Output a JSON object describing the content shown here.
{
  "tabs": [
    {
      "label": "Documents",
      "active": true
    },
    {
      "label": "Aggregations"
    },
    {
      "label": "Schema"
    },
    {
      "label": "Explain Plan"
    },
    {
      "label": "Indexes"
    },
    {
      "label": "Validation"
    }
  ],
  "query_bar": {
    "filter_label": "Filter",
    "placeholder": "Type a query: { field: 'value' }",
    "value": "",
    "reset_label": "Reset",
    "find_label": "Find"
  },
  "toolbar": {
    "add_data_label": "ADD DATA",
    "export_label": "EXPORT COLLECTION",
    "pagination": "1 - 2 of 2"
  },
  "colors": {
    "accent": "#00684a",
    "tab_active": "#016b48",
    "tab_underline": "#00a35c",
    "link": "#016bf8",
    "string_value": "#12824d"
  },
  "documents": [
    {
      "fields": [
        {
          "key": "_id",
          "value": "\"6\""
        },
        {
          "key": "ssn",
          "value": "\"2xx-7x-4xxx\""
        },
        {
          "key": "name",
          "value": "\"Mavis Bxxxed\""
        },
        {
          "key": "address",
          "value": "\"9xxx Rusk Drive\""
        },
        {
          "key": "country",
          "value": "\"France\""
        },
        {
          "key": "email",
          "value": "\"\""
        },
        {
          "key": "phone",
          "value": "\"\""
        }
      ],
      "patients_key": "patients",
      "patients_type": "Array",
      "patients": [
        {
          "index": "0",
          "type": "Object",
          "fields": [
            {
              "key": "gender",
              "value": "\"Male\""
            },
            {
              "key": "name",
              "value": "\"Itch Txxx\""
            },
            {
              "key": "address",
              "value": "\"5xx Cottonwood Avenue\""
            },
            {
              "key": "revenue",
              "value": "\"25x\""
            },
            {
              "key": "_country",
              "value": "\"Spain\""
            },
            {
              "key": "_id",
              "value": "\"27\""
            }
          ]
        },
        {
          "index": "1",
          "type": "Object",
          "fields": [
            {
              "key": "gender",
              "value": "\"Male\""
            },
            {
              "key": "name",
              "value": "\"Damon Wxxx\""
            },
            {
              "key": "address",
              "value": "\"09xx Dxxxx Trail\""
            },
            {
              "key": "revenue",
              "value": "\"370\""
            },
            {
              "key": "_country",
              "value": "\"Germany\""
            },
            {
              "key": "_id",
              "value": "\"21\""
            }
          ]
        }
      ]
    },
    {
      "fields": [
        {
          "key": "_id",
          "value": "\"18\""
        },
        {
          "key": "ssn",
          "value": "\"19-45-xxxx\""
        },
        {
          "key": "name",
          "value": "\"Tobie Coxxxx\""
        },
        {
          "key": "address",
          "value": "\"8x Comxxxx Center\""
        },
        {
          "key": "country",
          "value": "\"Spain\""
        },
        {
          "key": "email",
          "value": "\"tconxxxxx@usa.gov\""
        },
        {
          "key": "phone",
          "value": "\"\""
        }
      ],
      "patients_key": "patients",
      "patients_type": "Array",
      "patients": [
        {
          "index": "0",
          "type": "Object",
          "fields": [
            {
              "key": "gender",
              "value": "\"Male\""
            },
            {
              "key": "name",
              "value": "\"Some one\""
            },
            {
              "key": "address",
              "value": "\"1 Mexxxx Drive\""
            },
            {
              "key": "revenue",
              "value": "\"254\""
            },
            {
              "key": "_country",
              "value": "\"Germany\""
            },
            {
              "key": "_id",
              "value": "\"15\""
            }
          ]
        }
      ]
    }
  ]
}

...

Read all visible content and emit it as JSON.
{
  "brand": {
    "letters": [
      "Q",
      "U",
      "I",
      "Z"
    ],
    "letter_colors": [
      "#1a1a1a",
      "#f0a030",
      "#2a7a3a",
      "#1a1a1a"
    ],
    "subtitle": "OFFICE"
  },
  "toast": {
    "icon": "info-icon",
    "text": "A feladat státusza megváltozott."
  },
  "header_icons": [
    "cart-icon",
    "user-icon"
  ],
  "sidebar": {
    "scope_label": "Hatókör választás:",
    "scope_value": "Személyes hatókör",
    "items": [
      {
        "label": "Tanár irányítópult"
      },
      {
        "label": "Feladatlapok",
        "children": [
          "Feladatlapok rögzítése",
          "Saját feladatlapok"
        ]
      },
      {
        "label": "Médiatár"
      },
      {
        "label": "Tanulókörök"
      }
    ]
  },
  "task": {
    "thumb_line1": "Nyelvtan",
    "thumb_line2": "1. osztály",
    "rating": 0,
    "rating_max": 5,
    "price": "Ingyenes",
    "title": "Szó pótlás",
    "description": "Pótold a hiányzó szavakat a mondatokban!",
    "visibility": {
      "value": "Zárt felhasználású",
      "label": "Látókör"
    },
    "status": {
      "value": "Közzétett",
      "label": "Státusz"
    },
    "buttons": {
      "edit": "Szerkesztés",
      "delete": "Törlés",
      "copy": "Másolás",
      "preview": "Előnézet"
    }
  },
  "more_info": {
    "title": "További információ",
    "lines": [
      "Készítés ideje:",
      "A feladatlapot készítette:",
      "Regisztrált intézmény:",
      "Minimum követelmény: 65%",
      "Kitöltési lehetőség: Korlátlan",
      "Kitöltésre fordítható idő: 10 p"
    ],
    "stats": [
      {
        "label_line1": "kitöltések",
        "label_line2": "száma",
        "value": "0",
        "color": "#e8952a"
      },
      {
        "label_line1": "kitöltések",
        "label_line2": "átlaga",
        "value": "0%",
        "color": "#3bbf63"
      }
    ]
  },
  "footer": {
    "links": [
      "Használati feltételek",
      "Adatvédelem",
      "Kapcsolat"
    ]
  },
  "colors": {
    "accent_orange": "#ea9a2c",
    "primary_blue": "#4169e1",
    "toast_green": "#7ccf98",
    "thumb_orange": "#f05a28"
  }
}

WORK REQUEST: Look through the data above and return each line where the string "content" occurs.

RESULT:
Output a JSON object describing the content shown here.
Read all visible content and emit it as JSON.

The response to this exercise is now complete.